On Investing:


Q:  You have articulated your investment philosophy but can you talk a little about process?


A:  I do have a 100 point scoring scheme that all prospective investments are run through. It is made up of both objective and subjective criteria and requires significant time, research, and consideration to be completed. I am acutely aware that the investment decision making process cannot be reduced to a numerical scoring system. Having said that, I am an advocate of checklists, be they in cockpits or operating rooms, as they are time proven in reducing unforced errors. My checklist forces me to look through the prism from many different angles.


Q:  Having done that initial work what becomes your primary focus?
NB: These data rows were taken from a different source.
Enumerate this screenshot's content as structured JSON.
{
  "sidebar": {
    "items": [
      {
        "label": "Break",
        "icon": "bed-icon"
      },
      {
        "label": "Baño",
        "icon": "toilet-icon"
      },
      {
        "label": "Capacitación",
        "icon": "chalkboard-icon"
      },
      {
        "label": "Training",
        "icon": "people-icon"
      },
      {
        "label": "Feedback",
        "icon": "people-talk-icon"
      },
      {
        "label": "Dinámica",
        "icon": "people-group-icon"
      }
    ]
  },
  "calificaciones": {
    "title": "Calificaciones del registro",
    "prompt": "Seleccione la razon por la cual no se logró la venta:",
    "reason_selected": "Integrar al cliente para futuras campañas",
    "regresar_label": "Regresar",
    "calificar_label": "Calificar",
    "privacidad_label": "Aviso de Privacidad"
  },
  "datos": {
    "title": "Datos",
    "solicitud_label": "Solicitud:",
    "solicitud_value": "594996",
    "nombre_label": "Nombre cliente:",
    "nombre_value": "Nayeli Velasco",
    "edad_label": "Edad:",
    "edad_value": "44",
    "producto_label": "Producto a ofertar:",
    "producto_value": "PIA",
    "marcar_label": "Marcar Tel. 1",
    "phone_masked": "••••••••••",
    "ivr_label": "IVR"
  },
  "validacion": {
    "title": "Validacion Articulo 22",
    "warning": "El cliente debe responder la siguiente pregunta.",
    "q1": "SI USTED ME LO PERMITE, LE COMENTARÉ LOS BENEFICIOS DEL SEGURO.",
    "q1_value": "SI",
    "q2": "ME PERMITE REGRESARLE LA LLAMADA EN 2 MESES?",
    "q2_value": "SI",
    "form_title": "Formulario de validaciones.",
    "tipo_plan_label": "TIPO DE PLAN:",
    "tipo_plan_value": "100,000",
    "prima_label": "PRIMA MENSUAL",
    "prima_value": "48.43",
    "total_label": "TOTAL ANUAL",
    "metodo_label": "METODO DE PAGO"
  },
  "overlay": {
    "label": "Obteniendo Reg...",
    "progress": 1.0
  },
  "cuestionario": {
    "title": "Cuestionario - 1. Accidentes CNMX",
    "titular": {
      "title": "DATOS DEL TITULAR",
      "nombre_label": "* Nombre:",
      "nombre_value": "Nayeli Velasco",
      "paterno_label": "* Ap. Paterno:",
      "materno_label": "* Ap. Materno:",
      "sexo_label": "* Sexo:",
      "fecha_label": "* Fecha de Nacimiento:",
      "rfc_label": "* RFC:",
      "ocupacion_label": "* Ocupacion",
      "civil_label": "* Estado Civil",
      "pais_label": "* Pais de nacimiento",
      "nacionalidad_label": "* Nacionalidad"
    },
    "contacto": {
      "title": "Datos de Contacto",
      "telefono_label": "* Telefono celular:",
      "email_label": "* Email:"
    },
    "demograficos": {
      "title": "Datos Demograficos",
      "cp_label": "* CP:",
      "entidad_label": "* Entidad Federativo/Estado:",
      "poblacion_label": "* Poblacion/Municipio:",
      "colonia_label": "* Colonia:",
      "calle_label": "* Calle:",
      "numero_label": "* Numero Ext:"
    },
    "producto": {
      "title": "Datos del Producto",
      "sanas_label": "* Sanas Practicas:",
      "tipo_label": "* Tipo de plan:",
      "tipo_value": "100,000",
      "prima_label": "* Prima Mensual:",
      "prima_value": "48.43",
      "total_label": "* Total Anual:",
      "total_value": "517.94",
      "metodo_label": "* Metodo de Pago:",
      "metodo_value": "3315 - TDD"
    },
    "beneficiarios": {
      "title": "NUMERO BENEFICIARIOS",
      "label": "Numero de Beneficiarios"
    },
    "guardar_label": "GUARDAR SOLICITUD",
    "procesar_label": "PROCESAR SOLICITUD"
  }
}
A:  I am typically focusing on free cash flow businesses, companies that consistently generate cash flow in excess of their expenses and capital requirements. So I am focusing on that free cash flow and trying to determine:


a)      What the free cash flow truly is.

b)      Is it growing, stable, or in decline.

c)       How resilient it is to past and future change.

d)      Management’s ability to allocate free cash flow in the interests of a long term owner.


Q:  How do you forecast growth?


A:  Differently than when I was younger. Then I would have been guilty of aspiring to misplaced precision, ascribing 8% growth for some and 12% for others. Now I limit my growth tree deliberations to three branches; growth, flat line, or decline. Long term it is the direction, rather than the degree, that really matters.  I find myself able to focus on a much more cogent thesis thinking along these lines.


Q:  How do you evaluate management?


A:  I do directly talk to management with our small and mid-cap companies though less so with the large multinationals. It is a tough question as some executives are good at talking about their business while others are good at running their business. You have to be careful about what impresses you.

With that limitation I ascribe considerable weight to their ability to allocate the company’s free cash flow over the last ten years. It is a challenge to allocate this capital well and financial statements capture this ten year record accurately, sometimes painfully so.

We are also attracted to plain-spoken management teams with material share holdings of their company stock.


Q:  What is the biggest thing you have learned in your investment career?


A:  Focus on strong resilient businesses. Investors are constantly weighing the balance of quality and price as they make their decisions. Initially, many value investors have a magnetic intellectual pull towards inexpensive, less known securities. Time is a friend to a strong business, sometimes less so to the statistically cheap. I remain resolute in waiting for a bargain price but the quality of the business weighs more and more on the pool of prospective investments I consider.